Taxes, high water bills, sidewalk improvements and transportation were a few of the topics addressed by candidates at Monday’s Kyle city council candidate forum.
The event, held at the Plum Creek Community Center, featured candidates running for mayor and council seats 1 and 4. Tracy Sheel, a candidate running unopposed for the District 2 seat, made a statement before the debate, but didn’t participate.
In the race for the seat left vacant by mayoral candidate Travis Mitchell, candidates Dex Ellison and Marco Pizaña fielded a question about increasing water bills in the city.
Pizaña, a career coordinator for Hays CISD, said as a council member he would look at possible issues with meter readings and look to collaborate with city officials, like the city manager, to bring costs down.
Dex Ellison, a financial representative, said he would explore whether consolidating water provider options may reduce the price. The stress that a new development creates on utilities like water ought to fall on the development, and not on existing residents, he said.
When asked if Kyle is growing too quickly, Ellison said the fact is people are moving to town and it’s better to prepare and plan for growth. He said making sure there are parks in place and diverse homes for various socioeconomic backgrounds is important.
Pizaña, who felt Kyle was growing too quickly, said he enjoys sustainable growth. Investment in infrastructure is important and used Old Town Kyle as an example of needed upgrades.
One solution is to work with developers to prevent building in areas prone to flooding.
Ellison agreed with the need to examine where developers build homes to avoid the floodplains.
Kyle’s sidewalk ordinance came up in the debate between District Four candidates Alexander Villalobos and Tim McHutchion.
Villalobos, a Texas State police officer, said Kyle should do a better job of enforcement of sidewalk repairs, but also said there needs to be more input from residents.
McHutchion, a businessperson, said the city should take on more responsibility for sidewalk upkeep.
Both also fielded a question on whether there are too many apartments in Kyle.
Villalobos said there is a need for balancing commercial growth with affordable housing. He added some employment centers in Kyle don’t provide a living wage, and therefore some people can’t live in the city.
McHutchion said Kyle needs more supportive housing, not necessarily affordable housing. He said for many families moving to Kyle, an apartment is a good transition to owning a home in Kyle.
Travis Mitchell, along with candidates Nicole Romero-Piche and Bill Sinor, attended the debate, while Jaime Sanchez, who is also in the race, did not attend.
On a question of how to increase revenue without increasing taxes, Mitchell, a business owner and current city council member, said it’s important that developers pay the bill for infrastructure costs associated with their projects.
Romero-Piche, an Austin teacher, said increasing sales tax and attracting more higher and middle-income jobs would be her solution.
Sinor, a mediator and consultant, said, “We are giving away the farm.”
When it came to transportation, Sinor said there ought to be a public transportation option and residents should be able to take a bus.
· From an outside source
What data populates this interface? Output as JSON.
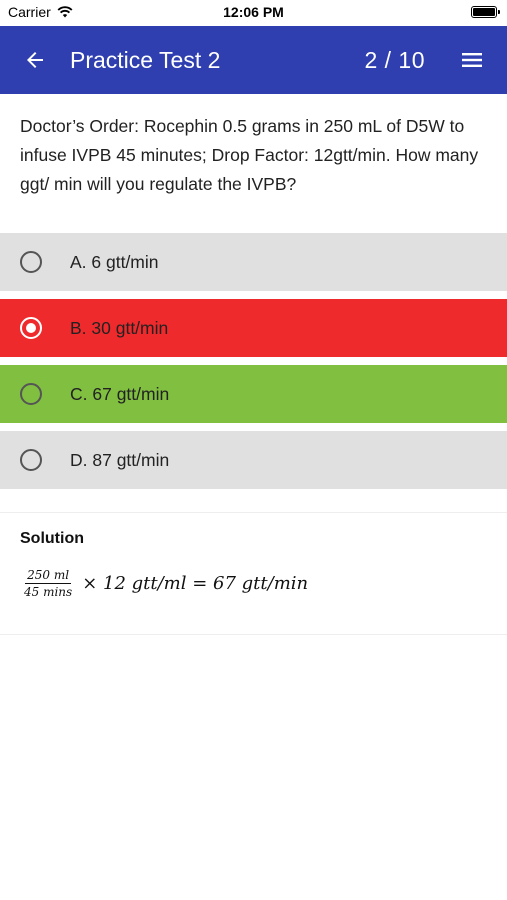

It is important to be fiscally responsible when thinking about bringing in a transportation system, Romero-Piche said.
Mitchell did not see a bus system as the best fit for the demographics of the city.
Kyle’s proposed, and controversial, Blanco-Nance Bridge also was a point of discussion for the candidates.
Sinor found the timing not ideal for the bridge proposal and was concerned that there were not more people involved in the planning.
Mitchell said there are no worries about paying more taxes to build the bridge, as it would be paid through a tax increment zone.
Romero-Piche said the city loses money in the tax increment zone for the bridge.
All candidates also fielded varying questions on alleged corruption in the city.
No matter how the candidates answered, all gave similar responses on increasing accountability, transparency and communicating with public officials.